“The earth is what we all have in common,” once stated the famed writer and farmer, Wendell Berry. And he is completely right. Historically speaking, humans and animals have found reasons to become intolerant and draw lines, but one thing we cannot deny is our commonality of Mother Earth. This message is imperative during these trying times of increasing Climate Change and after years of manmade pollution has plagued our planet. Today marks a particular day of importance for our planet, Earth Day and in particular Earth Day is celebrating its 40th year!

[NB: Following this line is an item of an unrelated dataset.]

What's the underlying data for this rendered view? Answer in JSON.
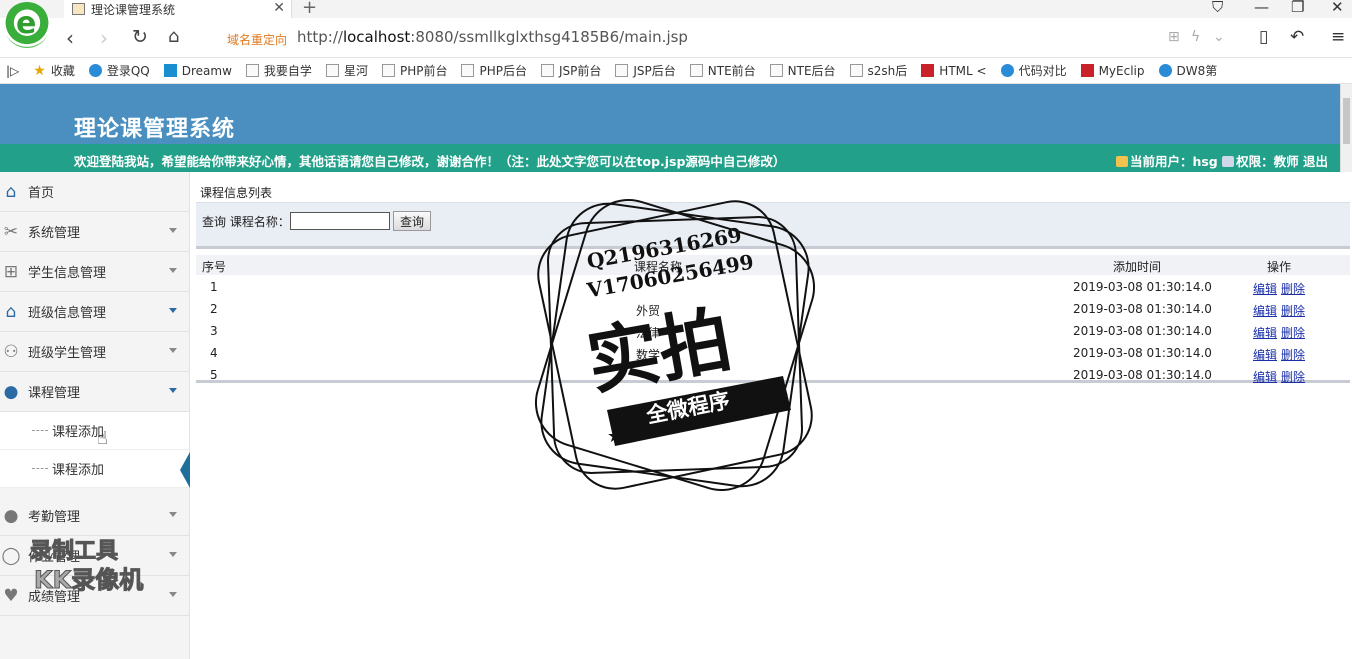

The very first Earth Day was planned by Senator Gaylord Nelson in 1970 as a national teach-in for students and the country to call attention to the environmental movement and as a protest against current policies. The idea sure stuck, as students around the country, some 20 million, gathered together to draw attention to the environment, mainly focusing on the pollution of air and water. Since that fateful day in the year of “Bridge Over Troubled Water,” Jimi Hendrix’s death, and the Kent State Shootings, Earth Day has continued to grow. In fact, many people point to this day as the onset of the modern environmentalist movement. The original Earth Day and the proceeding public outcry led the federal government to create the Environmental Protection Agency that same year and influenced the passage of groundbreaking acts such as the Clean Air, Clean Water, an Endangered Species Act. It would be an understatement to call the first Earth Day a success. In fact, it is often highlighted that the original Earth Day gained the support of almost all Americans, something an issue can rarely do, from young to old, Democrats to Republicans, the rich and the well, not so rich…you get the point. It was one of those rare opportunities for the country to pull together.

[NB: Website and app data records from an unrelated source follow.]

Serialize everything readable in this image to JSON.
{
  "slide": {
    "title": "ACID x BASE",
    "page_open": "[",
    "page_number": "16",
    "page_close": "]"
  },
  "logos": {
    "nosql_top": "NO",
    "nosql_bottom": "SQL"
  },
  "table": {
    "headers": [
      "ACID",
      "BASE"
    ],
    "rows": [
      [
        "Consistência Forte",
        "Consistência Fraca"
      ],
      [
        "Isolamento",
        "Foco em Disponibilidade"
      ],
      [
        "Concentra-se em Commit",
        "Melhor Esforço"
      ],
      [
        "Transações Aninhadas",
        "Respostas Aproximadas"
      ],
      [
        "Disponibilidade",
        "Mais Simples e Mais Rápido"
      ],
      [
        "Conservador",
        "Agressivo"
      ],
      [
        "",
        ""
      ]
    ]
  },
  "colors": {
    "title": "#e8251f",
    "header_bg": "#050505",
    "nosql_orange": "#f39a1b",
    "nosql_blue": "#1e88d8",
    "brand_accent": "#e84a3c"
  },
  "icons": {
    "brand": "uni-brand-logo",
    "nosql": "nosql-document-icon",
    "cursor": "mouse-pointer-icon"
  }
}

Over the years Earth Day has grown into almost a national holiday with celebrations and promotions taking place all over the country. It may have lost its ability to bring commonality to polar opposites, as it is often looked at as a “Hippie Day.” However, Earth Day still meets its original goal of educating the people and drawing awareness to environmental issues. But it doesn’t have to lose the weight it once held with politicos. In this world of human pollution denial, environmental policy drawn on party lines, and growing evidence of climate change, Earth Day and its message are even more urgent.
Today should be utilized, as it always has, to continue to bring attention to the environmental issues our world faces, but also to remind ourselves the importance of our environment everyday. Let Earth Day serve as a reminder to live an eco-friendly life and to continue to support positive environmental policy. You can begin by celebrating Earth Day in a number of ways. Please see last year’s post on How to Celebrate Earth Day for ideas and check the Earth Resource Network for a local event near you. As for us, we will be celebrating in New York City’s Earthfair outside Grand Central Station! If you are nearby, come say hello.

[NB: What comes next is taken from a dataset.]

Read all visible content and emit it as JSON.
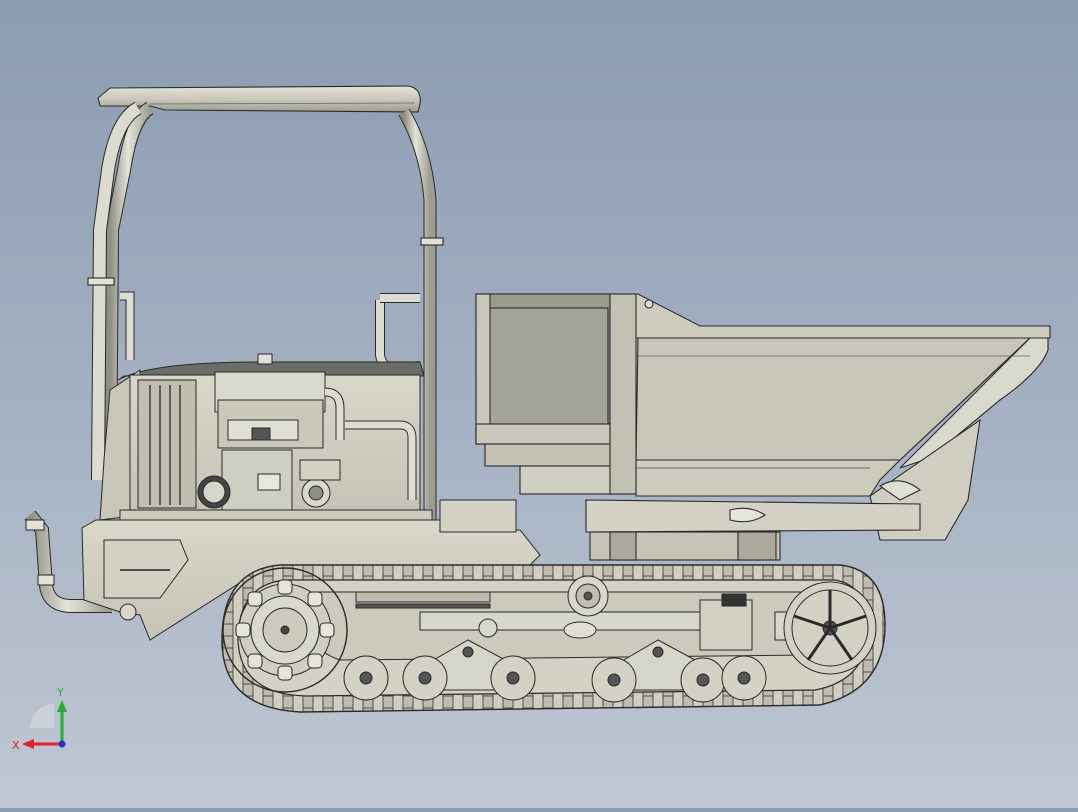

Today, this week, this month, this year, and the rest of our lives should continue with the world on our minds. We owe it to ourselves, our future generations, the animals, and of course our Mother Earth. Today marks the 40th Anniversary of Earth day and it is time we allow it to get back to its roots; to bring our nation and world together in a common goal: protecting the world around us. Just as Berry stated, the Earth really is the one thing we really have in common, so let us use Earth Day to bridge the gaps between us. As the old adage says “we are all in this together,” so let’s work at it together.